=== Section Start ===

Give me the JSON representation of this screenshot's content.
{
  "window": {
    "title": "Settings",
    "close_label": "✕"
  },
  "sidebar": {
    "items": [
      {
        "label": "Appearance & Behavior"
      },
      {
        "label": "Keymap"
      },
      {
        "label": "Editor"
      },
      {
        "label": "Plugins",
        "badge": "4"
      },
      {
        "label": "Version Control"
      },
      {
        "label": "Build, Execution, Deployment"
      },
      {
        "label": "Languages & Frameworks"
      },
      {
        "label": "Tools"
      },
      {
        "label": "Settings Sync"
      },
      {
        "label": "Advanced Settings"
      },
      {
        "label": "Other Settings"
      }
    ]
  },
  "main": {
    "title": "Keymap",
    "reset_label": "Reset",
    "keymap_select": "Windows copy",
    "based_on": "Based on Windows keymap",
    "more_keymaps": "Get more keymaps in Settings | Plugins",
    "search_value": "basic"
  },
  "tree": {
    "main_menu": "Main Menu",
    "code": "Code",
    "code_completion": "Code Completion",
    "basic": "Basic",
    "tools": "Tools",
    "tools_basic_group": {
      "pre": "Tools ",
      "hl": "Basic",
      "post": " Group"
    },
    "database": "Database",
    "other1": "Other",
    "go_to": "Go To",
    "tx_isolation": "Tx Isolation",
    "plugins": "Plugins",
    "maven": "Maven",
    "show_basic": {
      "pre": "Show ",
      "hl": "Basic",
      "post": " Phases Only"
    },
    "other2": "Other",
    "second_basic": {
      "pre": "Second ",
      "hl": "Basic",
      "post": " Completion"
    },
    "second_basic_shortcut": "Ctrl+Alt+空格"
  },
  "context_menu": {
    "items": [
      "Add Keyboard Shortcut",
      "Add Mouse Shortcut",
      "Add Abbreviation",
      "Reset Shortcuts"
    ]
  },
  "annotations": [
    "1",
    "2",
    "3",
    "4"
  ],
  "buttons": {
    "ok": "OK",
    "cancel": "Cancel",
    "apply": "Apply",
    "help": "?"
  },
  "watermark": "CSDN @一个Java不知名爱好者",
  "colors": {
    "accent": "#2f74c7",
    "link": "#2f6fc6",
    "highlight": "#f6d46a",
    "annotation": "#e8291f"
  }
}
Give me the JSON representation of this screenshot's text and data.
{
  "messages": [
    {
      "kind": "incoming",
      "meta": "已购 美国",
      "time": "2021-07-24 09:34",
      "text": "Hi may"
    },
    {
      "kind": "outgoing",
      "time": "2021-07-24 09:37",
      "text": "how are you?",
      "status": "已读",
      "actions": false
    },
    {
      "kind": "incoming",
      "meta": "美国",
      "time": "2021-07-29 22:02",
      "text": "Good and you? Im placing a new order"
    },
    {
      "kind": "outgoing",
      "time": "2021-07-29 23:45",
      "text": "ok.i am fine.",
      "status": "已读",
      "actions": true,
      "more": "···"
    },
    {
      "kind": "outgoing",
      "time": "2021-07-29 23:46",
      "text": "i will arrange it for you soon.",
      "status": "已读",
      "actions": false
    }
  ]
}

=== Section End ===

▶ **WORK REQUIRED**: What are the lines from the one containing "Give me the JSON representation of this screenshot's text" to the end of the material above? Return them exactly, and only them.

▶ **ANSWER TO THIS EXERCISE**:
Give me the JSON representation of this screenshot's text and data.
{
  "messages": [
    {
      "kind": "incoming",
      "meta": "已购 美国",
      "time": "2021-07-24 09:34",
      "text": "Hi may"
    },
    {
      "kind": "outgoing",
      "time": "2021-07-24 09:37",
      "text": "how are you?",
      "status": "已读",
      "actions": false
    },
    {
      "kind": "incoming",
      "meta": "美国",
      "time": "2021-07-29 22:02",
      "text": "Good and you? Im placing a new order"
    },
    {
      "kind": "outgoing",
      "time": "2021-07-29 23:45",
      "text": "ok.i am fine.",
      "status": "已读",
      "actions": true,
      "more": "···"
    },
    {
      "kind": "outgoing",
      "time": "2021-07-29 23:46",
      "text": "i will arrange it for you soon.",
      "status": "已读",
      "actions": false
    }
  ]
}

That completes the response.